Problem requirements:
Please restate every line below exactly, without any pictures.

Dataset entries:

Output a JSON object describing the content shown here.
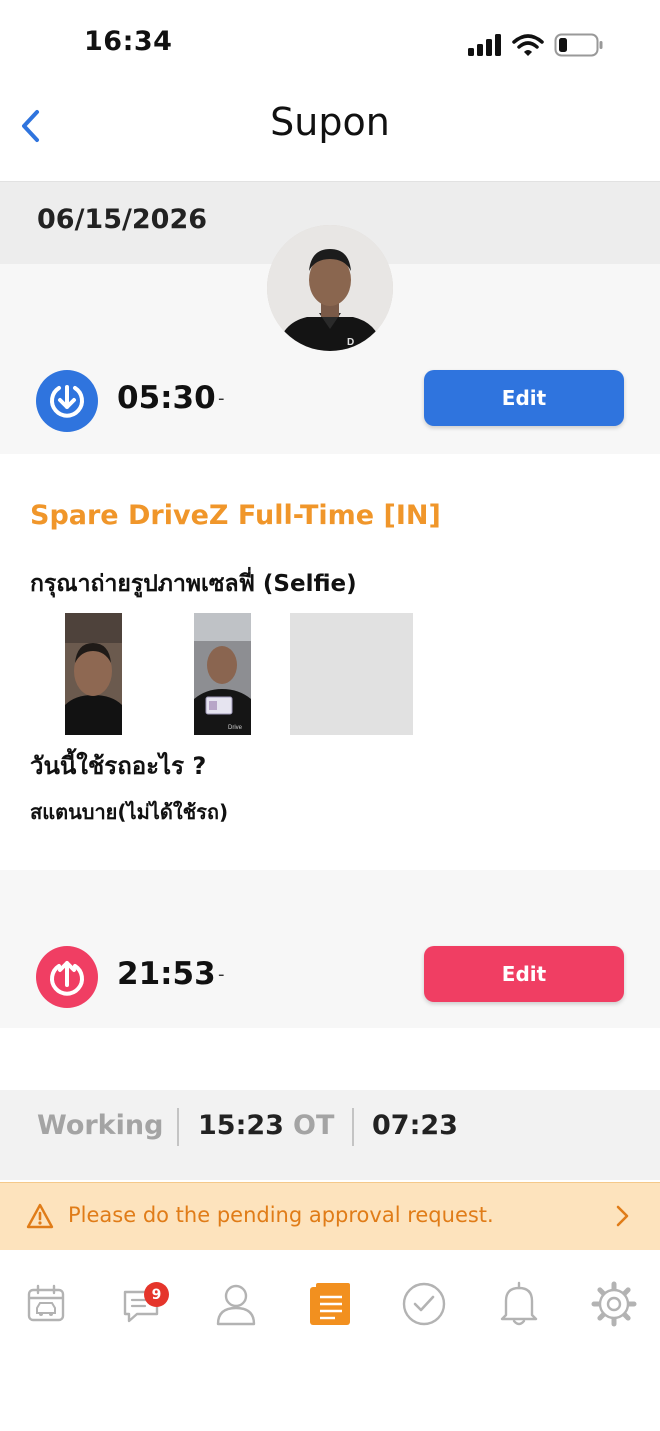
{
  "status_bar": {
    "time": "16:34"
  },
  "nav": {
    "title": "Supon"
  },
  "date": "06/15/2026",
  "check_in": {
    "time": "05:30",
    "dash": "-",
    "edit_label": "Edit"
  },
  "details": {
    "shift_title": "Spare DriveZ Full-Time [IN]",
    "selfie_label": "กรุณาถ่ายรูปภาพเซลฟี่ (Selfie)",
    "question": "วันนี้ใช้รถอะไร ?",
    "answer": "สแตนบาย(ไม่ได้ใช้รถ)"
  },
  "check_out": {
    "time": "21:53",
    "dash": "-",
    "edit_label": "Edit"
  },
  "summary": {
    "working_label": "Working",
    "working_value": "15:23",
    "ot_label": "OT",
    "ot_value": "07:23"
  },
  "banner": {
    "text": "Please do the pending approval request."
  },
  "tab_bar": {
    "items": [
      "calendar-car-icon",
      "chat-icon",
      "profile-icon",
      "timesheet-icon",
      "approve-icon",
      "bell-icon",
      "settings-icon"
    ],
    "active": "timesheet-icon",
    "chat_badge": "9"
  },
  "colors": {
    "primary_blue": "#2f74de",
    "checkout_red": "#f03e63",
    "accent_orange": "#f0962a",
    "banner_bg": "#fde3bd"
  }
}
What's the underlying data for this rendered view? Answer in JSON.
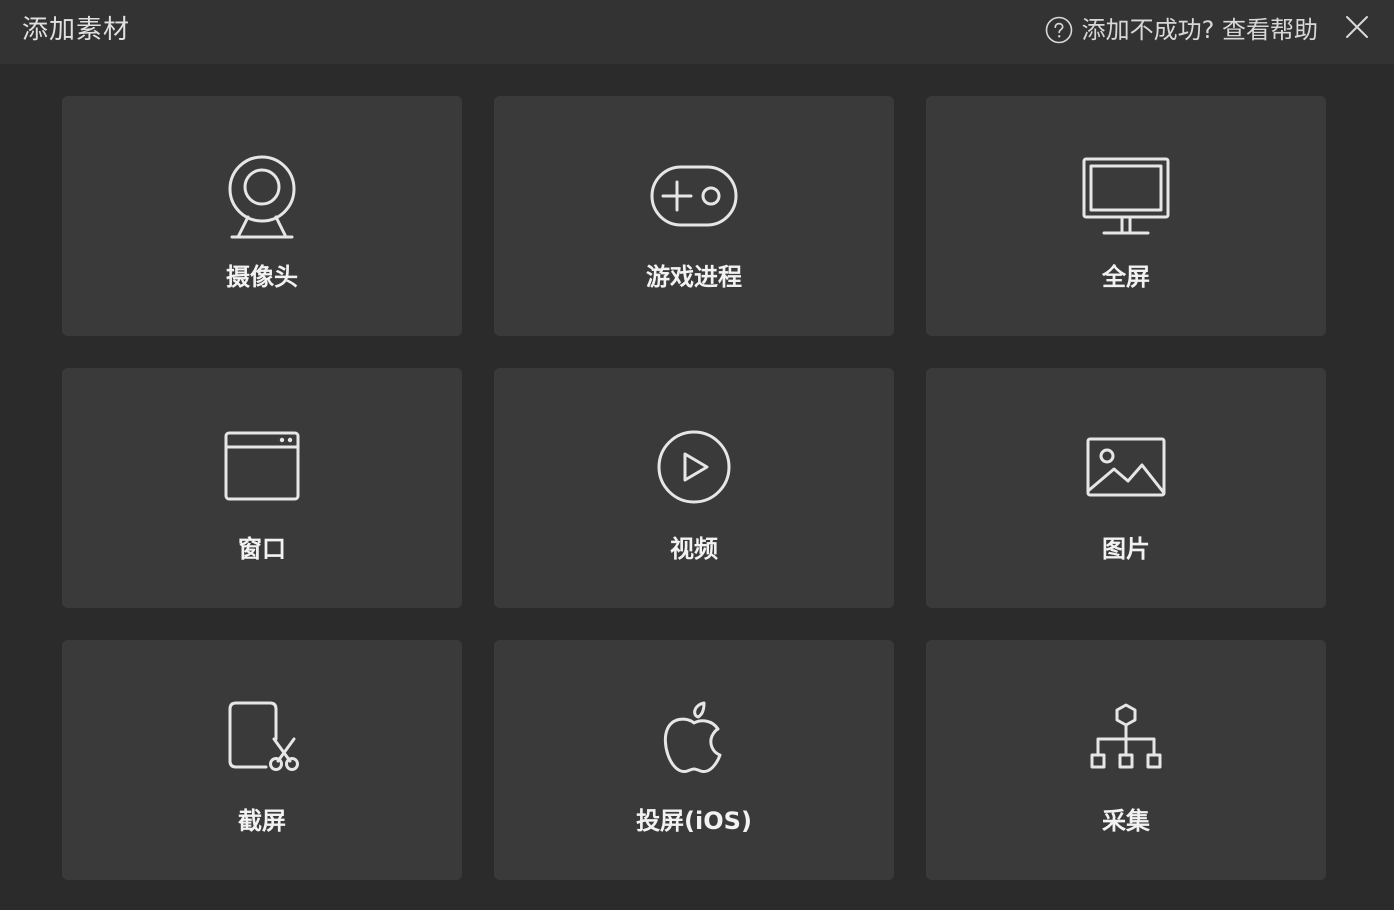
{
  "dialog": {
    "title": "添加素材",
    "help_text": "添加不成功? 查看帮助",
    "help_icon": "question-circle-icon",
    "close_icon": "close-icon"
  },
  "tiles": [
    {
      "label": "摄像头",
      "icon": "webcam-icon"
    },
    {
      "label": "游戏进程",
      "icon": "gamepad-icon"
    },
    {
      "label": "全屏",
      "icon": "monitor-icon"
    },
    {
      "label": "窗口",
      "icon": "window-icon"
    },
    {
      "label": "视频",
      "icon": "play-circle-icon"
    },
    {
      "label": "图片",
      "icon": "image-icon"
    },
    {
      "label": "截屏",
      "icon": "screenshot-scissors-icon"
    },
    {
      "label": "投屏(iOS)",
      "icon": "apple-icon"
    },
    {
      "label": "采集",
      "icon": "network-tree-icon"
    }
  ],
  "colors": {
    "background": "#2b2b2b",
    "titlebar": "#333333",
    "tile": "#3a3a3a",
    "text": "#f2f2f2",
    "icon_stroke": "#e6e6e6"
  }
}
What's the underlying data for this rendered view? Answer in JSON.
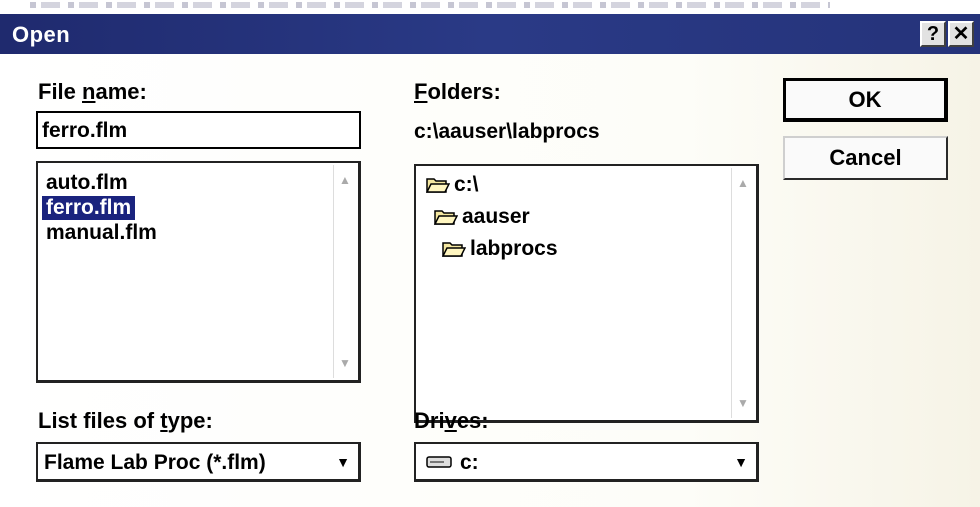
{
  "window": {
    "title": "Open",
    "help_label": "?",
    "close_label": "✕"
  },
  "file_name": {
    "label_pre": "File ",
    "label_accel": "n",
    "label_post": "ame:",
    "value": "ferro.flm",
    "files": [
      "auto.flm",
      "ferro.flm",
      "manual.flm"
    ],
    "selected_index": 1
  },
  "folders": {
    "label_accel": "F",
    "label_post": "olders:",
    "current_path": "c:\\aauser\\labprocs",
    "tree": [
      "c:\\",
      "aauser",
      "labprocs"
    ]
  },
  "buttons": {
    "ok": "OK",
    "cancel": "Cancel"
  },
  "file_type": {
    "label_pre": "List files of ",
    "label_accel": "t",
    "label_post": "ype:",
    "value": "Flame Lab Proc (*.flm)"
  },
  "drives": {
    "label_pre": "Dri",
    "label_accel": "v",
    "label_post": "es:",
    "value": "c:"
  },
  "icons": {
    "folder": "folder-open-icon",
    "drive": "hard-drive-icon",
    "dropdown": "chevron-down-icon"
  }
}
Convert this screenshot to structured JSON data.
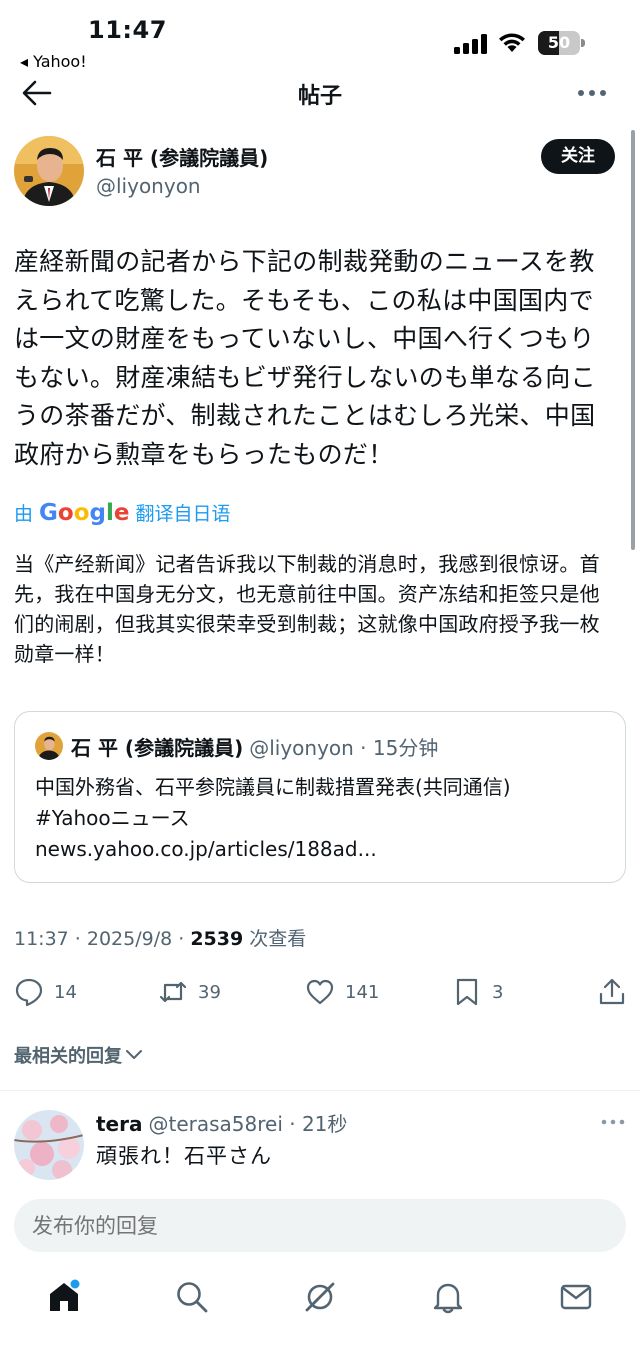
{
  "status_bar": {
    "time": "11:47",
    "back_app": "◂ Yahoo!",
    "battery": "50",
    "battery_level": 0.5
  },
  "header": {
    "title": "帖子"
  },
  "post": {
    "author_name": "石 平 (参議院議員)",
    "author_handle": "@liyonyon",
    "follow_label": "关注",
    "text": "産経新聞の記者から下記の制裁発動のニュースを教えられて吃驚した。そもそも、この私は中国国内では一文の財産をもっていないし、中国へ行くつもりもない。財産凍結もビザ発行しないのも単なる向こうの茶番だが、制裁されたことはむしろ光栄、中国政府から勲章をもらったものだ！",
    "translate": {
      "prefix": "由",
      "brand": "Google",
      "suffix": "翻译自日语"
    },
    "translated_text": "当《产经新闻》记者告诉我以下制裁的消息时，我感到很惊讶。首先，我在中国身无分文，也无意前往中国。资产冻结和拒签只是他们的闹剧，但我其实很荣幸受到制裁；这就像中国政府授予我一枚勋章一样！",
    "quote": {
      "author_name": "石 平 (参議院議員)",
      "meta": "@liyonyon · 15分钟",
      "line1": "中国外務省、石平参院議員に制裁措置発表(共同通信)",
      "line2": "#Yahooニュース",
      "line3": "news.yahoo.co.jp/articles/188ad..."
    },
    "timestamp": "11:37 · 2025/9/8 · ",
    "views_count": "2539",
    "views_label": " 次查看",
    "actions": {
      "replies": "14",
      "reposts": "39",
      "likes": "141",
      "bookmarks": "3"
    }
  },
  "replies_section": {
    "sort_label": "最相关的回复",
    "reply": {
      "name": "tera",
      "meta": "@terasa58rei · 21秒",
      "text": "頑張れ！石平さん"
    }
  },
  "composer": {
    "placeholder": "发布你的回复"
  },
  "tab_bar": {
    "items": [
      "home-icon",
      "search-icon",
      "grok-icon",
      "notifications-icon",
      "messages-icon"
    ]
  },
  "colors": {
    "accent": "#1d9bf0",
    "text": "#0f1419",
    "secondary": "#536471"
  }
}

Exercise response:
Output a JSON object describing the content shown here.
{
  "status_bar": {
    "time": "16:34"
  },
  "nav": {
    "title": "Supon"
  },
  "date": "06/15/2026",
  "check_in": {
    "time": "05:30",
    "dash": "-",
    "edit_label": "Edit"
  },
  "details": {
    "shift_title": "Spare DriveZ Full-Time [IN]",
    "selfie_label": "กรุณาถ่ายรูปภาพเซลฟี่ (Selfie)",
    "question": "วันนี้ใช้รถอะไร ?",
    "answer": "สแตนบาย(ไม่ได้ใช้รถ)"
  },
  "check_out": {
    "time": "21:53",
    "dash": "-",
    "edit_label": "Edit"
  },
  "summary": {
    "working_label": "Working",
    "working_value": "15:23",
    "ot_label": "OT",
    "ot_value": "07:23"
  },
  "banner": {
    "text": "Please do the pending approval request."
  },
  "tab_bar": {
    "items": [
      "calendar-car-icon",
      "chat-icon",
      "profile-icon",
      "timesheet-icon",
      "approve-icon",
      "bell-icon",
      "settings-icon"
    ],
    "active": "timesheet-icon",
    "chat_badge": "9"
  },
  "colors": {
    "primary_blue": "#2f74de",
    "checkout_red": "#f03e63",
    "accent_orange": "#f0962a",
    "banner_bg": "#fde3bd"
  }
}
What's the underlying data for this rendered view? Answer in JSON.
{
  "dialog": {
    "title": "添加素材",
    "help_text": "添加不成功? 查看帮助",
    "help_icon": "question-circle-icon",
    "close_icon": "close-icon"
  },
  "tiles": [
    {
      "label": "摄像头",
      "icon": "webcam-icon"
    },
    {
      "label": "游戏进程",
      "icon": "gamepad-icon"
    },
    {
      "label": "全屏",
      "icon": "monitor-icon"
    },
    {
      "label": "窗口",
      "icon": "window-icon"
    },
    {
      "label": "视频",
      "icon": "play-circle-icon"
    },
    {
      "label": "图片",
      "icon": "image-icon"
    },
    {
      "label": "截屏",
      "icon": "screenshot-scissors-icon"
    },
    {
      "label": "投屏(iOS)",
      "icon": "apple-icon"
    },
    {
      "label": "采集",
      "icon": "network-tree-icon"
    }
  ],
  "colors": {
    "background": "#2b2b2b",
    "titlebar": "#333333",
    "tile": "#3a3a3a",
    "text": "#f2f2f2",
    "icon_stroke": "#e6e6e6"
  }
}
What's the underlying data for this rendered view? Answer in JSON.
{
  "window": {
    "title": "Open",
    "help_label": "?",
    "close_label": "✕"
  },
  "file_name": {
    "label_pre": "File ",
    "label_accel": "n",
    "label_post": "ame:",
    "value": "ferro.flm",
    "files": [
      "auto.flm",
      "ferro.flm",
      "manual.flm"
    ],
    "selected_index": 1
  },
  "folders": {
    "label_accel": "F",
    "label_post": "olders:",
    "current_path": "c:\\aauser\\labprocs",
    "tree": [
      "c:\\",
      "aauser",
      "labprocs"
    ]
  },
  "buttons": {
    "ok": "OK",
    "cancel": "Cancel"
  },
  "file_type": {
    "label_pre": "List files of ",
    "label_accel": "t",
    "label_post": "ype:",
    "value": "Flame Lab Proc (*.flm)"
  },
  "drives": {
    "label_pre": "Dri",
    "label_accel": "v",
    "label_post": "es:",
    "value": "c:"
  },
  "icons": {
    "folder": "folder-open-icon",
    "drive": "hard-drive-icon",
    "dropdown": "chevron-down-icon"
  }
}
Convert this screenshot to structured JSON data.
{
  "status_bar": {
    "time": "11:47",
    "back_app": "◂ Yahoo!",
    "battery": "50",
    "battery_level": 0.5
  },
  "header": {
    "title": "帖子"
  },
  "post": {
    "author_name": "石 平 (参議院議員)",
    "author_handle": "@liyonyon",
    "follow_label": "关注",
    "text": "産経新聞の記者から下記の制裁発動のニュースを教えられて吃驚した。そもそも、この私は中国国内では一文の財産をもっていないし、中国へ行くつもりもない。財産凍結もビザ発行しないのも単なる向こうの茶番だが、制裁されたことはむしろ光栄、中国政府から勲章をもらったものだ！",
    "translate": {
      "prefix": "由",
      "brand": "Google",
      "suffix": "翻译自日语"
    },
    "translated_text": "当《产经新闻》记者告诉我以下制裁的消息时，我感到很惊讶。首先，我在中国身无分文，也无意前往中国。资产冻结和拒签只是他们的闹剧，但我其实很荣幸受到制裁；这就像中国政府授予我一枚勋章一样！",
    "quote": {
      "author_name": "石 平 (参議院議員)",
      "meta": "@liyonyon · 15分钟",
      "line1": "中国外務省、石平参院議員に制裁措置発表(共同通信)",
      "line2": "#Yahooニュース",
      "line3": "news.yahoo.co.jp/articles/188ad..."
    },
    "timestamp": "11:37 · 2025/9/8 · ",
    "views_count": "2539",
    "views_label": " 次查看",
    "actions": {
      "replies": "14",
      "reposts": "39",
      "likes": "141",
      "bookmarks": "3"
    }
  },
  "replies_section": {
    "sort_label": "最相关的回复",
    "reply": {
      "name": "tera",
      "meta": "@terasa58rei · 21秒",
      "text": "頑張れ！石平さん"
    }
  },
  "composer": {
    "placeholder": "发布你的回复"
  },
  "tab_bar": {
    "items": [
      "home-icon",
      "search-icon",
      "grok-icon",
      "notifications-icon",
      "messages-icon"
    ]
  },
  "colors": {
    "accent": "#1d9bf0",
    "text": "#0f1419",
    "secondary": "#536471"
  }
}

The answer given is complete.